Googling for Donors
May 9, 2006
By Nick Allen
Nonprofits usually use search-engine marketing -- buying keywords on Google, Yahoo!, and other sites -- to drive traffic to their sites, sell merchandise, and enroll supporters on their e-mail lists. Many organizations are buying keywords, and many others are taking advantage of the Google Grants program, which offers free keywords to selected nonprofits.
Amnesty International USA has been taking the next step, acquiring donors directly on search engines -- and making money on the acquisition -- through a program that involved testing a wide variety of keywords and continuous editing of the words based on their efficiencies. It also involved testing different copy for the search listings, as well as testing multiple landing pages to improve the conversion percentage and increase the average gift size.
In the typical direct-mail or online fundraising program, nonprofits expect to pay to acquire a donor and get a positive return on investment only with a second or third gift.

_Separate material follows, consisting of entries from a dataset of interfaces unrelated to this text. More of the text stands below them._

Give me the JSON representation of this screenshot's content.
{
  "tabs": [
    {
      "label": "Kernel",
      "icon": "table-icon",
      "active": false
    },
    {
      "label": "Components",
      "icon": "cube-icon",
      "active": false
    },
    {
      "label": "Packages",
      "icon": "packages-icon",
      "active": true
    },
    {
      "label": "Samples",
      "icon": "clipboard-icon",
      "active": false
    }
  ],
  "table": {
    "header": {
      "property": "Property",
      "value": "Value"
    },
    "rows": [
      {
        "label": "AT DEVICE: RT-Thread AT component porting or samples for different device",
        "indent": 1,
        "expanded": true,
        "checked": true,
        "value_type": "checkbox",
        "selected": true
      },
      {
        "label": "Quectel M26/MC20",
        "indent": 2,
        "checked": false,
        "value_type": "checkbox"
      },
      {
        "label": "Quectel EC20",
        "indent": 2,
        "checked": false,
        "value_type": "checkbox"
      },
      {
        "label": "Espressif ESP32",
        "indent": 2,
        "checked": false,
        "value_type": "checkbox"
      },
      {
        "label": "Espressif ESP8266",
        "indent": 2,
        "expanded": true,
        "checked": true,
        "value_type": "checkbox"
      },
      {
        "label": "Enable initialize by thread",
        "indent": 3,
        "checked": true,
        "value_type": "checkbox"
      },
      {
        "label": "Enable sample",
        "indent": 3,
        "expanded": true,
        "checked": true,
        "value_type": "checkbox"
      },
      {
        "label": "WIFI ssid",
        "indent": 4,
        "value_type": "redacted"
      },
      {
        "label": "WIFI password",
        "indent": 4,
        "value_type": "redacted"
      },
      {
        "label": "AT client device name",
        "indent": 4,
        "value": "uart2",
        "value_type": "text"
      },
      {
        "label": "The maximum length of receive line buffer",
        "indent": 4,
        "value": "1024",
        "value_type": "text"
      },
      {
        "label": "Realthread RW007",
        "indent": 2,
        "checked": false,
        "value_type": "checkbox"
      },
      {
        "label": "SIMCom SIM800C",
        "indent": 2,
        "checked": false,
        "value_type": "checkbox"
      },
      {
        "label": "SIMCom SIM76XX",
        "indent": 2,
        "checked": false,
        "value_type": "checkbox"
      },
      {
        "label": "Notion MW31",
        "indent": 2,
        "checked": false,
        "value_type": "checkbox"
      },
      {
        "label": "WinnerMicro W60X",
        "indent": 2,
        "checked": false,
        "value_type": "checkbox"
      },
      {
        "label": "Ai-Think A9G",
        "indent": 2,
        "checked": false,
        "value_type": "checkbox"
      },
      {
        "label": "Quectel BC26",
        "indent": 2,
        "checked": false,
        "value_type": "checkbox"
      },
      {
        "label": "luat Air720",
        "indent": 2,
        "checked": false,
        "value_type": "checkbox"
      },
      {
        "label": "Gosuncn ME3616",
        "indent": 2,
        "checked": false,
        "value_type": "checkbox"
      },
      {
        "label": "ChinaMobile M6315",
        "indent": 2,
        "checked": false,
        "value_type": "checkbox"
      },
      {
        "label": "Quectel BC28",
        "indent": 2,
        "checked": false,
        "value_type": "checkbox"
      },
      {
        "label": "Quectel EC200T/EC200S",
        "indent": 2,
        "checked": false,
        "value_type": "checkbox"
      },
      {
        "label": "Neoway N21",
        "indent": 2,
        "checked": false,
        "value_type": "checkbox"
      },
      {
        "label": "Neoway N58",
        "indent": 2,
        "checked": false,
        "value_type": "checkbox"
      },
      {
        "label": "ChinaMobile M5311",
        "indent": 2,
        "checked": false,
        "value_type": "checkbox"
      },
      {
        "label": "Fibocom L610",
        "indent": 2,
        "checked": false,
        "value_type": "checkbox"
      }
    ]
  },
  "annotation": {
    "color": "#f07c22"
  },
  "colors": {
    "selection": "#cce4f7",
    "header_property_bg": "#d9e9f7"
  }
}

But in a recent three-month period, Amnesty spent $14,600 on Google and Yahoo! keywords, and brought in 380 new donors and almost $38,000, says Kyra Stoddart, direct response and online fundraising coordinator at Amnesty International.
The average acquisition cost was $38 -- but the average donation was $100. The keywords attracted both existing Amnesty donors and new donors. Existing donors gave an average of $125 (including several $1,000+ gifts), while the new donors averaged $45. In April, Amnesty International spent $2,700 and raised $9,800, providing a return on investment of better than three to one.
"Search provided lower cost-per-donor acquisition than the other online marketing venues we were using," says Kyra. "In addition to fundraising, we also received millions of free impressions. What we don't know yet is the lifetime value of the search donors compared to donors from acquisition channels."